In a recent review of a book in the field of special education, the reviewer amusingly noted that the chapters were interesting in inverse proportion to the occurrence of the word 'paradigm' in the text. If that view is representative of potential readers of this volume then my task is indeed daunting. What I am attempting is a considered discussion of theorising in special education in terms of current debates about the emergence of a new paradigm, here typified as the holistic/constructivist paradigm. I am aware that the word has been used loosely, often as a suffix that adds nothing to what has gone before, or as a synonym for words that we already have, such as theory. I will attempt to sketch out the conditions under which the use of the notion of a paradigm is both helpful and productive. In so doing I will clarify what I understand the word paradigm to mean, suggest ways in which theorising in special education may be seen as an example of paradigmatic theorising, claim that there is available a new paradigm that would be helpful to theorists in special education, and examine some of the consequences of adopting the paradigm, especially in the face of the post-modern challenge to theorising of all kinds.

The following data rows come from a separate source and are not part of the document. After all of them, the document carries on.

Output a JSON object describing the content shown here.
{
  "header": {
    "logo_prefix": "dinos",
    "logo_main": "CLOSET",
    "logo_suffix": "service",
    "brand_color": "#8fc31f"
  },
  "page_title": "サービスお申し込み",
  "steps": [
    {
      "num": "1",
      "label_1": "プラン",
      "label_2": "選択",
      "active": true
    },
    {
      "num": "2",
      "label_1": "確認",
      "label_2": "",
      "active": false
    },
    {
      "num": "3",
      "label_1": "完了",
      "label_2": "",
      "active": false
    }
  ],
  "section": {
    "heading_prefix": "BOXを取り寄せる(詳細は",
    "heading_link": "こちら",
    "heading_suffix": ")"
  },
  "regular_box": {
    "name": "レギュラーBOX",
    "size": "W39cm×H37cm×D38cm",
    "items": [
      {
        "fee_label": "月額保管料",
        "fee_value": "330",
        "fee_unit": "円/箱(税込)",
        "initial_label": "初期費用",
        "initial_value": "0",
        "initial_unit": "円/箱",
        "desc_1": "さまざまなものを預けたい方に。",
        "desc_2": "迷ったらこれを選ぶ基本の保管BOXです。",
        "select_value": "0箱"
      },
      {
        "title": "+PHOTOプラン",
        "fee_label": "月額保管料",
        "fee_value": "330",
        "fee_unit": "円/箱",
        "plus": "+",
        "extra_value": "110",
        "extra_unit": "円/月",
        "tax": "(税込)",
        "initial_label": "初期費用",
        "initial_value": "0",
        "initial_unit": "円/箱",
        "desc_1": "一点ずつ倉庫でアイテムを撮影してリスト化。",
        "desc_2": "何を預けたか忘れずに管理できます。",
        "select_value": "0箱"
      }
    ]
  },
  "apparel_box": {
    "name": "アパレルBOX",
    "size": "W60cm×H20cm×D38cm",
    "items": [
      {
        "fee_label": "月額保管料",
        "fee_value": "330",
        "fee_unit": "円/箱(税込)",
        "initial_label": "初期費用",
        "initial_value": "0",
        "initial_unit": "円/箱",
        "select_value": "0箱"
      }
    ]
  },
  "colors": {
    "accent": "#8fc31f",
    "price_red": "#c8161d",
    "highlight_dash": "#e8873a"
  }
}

A productive point of entry for this discussion is the problem of attempting to describe a single theoretical basis for the study and practice of special education. Whilst it is clear that those engaged in theorising special education see themselves as engaged in a sufficiently distinct area of human enterprise, difficult questions arise about how far it is actually distinct. Research groups, delegations to conferences in the field and contributors to volumes of the present type seem to form in predictable and conventional ways, and do not often include practitioners from other forms of educational research, let alone non-educational exponents of theorising the human condition. This may be an